William Macumber, age 75, inmate number 033867, has been in prison for over 35 years for a murder that someone else has confessed to committing.
The Arizona Executive Board of Clemency took a look at the facts of the case last year, and citing the case as a "miscarriage of justice," recommended that Macumber be released.
Jan Brewer denied the recommendation for clemency, without explanation.
Since then, the victim's son, Ronald Kempfer, has sought both his father's release and a clear explanation for Brewer's intransigence.
The closest thing to an explanation that he has received was something about how his father's release would endanger public safety and that she has made her decision and "it's final."
Now I would like an explanation of something.
Governor Brewer, I realize that you don't read blogs, but people on your staff do, so maybe one of them will bring this question to you.
Pray tell, how does an arthritic 75-year-old man with heart problems who *didn't* commit a crime constitute a threat to public safety?
Hell, with that description ("an arthritic 75-year-old man with heart problems") all they'd have to do is give him a golf cart and a place to live in Sun City.
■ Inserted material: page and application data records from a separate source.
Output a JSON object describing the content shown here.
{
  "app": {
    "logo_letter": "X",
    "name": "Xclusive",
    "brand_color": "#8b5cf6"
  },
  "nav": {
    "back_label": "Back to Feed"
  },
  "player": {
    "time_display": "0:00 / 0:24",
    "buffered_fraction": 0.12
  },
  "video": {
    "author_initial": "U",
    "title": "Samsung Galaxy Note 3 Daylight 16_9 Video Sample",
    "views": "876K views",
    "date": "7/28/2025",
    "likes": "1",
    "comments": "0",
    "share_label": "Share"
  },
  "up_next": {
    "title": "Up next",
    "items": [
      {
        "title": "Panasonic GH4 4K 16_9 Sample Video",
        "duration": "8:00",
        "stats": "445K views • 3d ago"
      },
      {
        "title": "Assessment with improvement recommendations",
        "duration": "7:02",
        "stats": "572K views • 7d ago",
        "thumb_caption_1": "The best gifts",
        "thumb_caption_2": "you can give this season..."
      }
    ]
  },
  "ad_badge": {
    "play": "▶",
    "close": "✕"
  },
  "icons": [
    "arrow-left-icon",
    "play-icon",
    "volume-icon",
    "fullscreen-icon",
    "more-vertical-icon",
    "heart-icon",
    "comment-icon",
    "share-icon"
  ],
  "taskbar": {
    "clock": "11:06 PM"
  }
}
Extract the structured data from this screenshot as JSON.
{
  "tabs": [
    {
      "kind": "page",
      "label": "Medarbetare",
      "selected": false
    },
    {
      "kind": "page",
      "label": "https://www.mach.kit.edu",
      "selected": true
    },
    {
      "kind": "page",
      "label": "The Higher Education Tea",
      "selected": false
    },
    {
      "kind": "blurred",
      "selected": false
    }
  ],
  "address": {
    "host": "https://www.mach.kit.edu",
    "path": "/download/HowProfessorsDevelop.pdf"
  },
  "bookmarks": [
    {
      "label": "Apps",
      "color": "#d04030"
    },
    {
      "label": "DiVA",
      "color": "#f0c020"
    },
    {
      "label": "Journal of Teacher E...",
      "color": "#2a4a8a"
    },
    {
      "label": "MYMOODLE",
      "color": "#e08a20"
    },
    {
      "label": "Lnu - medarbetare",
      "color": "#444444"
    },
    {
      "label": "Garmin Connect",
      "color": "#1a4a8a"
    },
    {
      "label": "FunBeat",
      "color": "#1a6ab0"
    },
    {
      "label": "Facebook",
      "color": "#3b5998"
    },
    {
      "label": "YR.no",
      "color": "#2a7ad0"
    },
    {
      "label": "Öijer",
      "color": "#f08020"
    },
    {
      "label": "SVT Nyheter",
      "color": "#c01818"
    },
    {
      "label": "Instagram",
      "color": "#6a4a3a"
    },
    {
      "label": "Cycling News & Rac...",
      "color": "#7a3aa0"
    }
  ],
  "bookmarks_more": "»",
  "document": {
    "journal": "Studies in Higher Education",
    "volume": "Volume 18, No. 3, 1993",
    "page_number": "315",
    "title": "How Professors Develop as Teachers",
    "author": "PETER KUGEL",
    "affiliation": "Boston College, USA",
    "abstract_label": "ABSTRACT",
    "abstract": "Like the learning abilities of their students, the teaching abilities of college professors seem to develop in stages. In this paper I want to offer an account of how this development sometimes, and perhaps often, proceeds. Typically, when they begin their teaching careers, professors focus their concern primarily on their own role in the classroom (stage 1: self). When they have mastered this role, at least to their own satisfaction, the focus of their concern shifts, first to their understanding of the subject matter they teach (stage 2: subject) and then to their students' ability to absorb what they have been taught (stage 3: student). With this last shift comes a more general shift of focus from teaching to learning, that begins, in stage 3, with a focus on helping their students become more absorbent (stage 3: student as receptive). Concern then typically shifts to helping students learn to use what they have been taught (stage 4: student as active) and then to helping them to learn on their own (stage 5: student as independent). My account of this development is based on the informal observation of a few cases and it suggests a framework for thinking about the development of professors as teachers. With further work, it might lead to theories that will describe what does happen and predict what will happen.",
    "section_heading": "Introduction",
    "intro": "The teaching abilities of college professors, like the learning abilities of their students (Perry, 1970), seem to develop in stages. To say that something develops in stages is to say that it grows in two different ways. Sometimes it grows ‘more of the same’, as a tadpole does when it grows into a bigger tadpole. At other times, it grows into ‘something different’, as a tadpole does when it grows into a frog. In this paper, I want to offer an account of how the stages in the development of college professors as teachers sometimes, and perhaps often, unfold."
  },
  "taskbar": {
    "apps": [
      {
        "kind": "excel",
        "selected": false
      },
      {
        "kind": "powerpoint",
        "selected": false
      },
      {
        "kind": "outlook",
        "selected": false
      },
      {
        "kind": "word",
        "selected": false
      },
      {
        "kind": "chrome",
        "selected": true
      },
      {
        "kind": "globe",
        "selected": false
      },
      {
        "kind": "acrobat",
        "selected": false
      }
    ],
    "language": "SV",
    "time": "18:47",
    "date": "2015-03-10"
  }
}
He'd blend in perfectly. (I'd make a crack about the dangers of the denizens of Sun City driving golf carts, but that's a fight I don't want to get in right now. :) )
As more than a few of the stories suggested, Brewer's concerns with the clemency may be rooted in election year politics - she doesn't want to appear to be soft on crime (the fact that he didn't actually commit the crime is irrelevent to Brewer's reasoning.)
Only in Arizona would keeping an innocent man in jail be considered a good political move.